Diagnostic Measures for Fibromyalgia


Fibromyalgia is a chronic pain syndrome that involves widespread muscle pain (myalgias) and joint pain (arthralgias). While there are no blood or imaging tests to diagnose fibromyalgia, it can be diagnosed by a clinician with guidelines outlined by the American College of Rheumatology. These guidelines include two main scoring measures to diagnose fibromyalgia: the Widespread Pain Index (WPI) and the Symptom Severity (SS) scale.

Widespread Pain Index

The Widespread Pain Index is a self-report measure that quantifies the extent of widespread pain throughout the body. It measures the presence of pain or tenderness in 19 specific areas of the body; each affected area receives one point. Areas of the body include the following:

  • Right and left jaw
  • Right and left shoulder girdle
  • Right and left upper arm
  • Right and left lower arm
  • Right and left hip/buttock
  • Right and left upper leg
  • Right and left lower leg
  • Upper and lower back
  • Neck
  • Chest
  • Abdomen

Symptom Severity scale

The Symptom Severity (SS) scale measures symptom severity on a scale from 0 to 12. It quantifies the severity of fatigue (scale of 0‒3), tiredness upon waking (scale of 0–3), and cognitive impairment (scale of 0‒3) over the preceding week. One point is also given for the presence of each of the following: headaches, lower abdominal pain, and depression.

The scale rates as follows:

  • 0 – No problem
  • 1 – A slight or mild problem (generally mild or intermittent)
  • 2 – A moderate or considerable problem (often present and/or at a moderate level)
  • 3 – A severe, continuous, life-disturbing problem

Diagnosis of fibromyalgia
A diagnosis of fibromyalgia may be given when:
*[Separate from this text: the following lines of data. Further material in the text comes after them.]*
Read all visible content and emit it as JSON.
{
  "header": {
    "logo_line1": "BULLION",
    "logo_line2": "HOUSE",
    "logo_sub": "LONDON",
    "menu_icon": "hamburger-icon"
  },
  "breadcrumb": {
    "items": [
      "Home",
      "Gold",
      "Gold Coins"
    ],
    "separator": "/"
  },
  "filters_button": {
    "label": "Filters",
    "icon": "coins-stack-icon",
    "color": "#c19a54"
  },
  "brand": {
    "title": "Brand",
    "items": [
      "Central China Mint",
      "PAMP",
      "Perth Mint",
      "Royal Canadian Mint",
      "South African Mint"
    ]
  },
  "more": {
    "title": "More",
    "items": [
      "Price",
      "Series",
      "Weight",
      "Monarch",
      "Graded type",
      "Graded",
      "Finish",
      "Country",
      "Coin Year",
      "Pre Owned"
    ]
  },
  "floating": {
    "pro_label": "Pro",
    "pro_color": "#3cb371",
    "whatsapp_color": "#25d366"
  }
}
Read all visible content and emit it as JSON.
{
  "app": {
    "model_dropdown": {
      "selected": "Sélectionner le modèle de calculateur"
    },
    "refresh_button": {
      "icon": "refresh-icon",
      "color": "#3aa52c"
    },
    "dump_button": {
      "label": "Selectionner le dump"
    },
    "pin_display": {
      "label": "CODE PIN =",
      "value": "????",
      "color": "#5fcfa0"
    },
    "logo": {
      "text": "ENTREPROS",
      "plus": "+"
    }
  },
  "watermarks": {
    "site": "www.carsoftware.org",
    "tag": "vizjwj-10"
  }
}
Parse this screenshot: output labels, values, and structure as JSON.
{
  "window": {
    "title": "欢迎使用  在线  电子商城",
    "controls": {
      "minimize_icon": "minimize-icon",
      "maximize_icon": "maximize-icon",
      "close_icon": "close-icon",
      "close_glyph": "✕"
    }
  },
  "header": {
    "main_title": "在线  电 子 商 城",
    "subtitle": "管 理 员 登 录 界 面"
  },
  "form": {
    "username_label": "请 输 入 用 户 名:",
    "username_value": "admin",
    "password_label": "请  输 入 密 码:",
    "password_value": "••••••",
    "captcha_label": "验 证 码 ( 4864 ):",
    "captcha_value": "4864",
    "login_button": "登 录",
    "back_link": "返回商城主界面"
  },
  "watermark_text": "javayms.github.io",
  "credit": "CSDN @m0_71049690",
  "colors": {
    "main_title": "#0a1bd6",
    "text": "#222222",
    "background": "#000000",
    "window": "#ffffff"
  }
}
  • Widespread pain has been present for 3 months or more.
  • Pain is on both the left and right side of the body and above and below the waist.
  • A WPI is ≥7 with an SS scale ≥5 OR a WPI range between 4‒6 with an SS scale ≥ 9.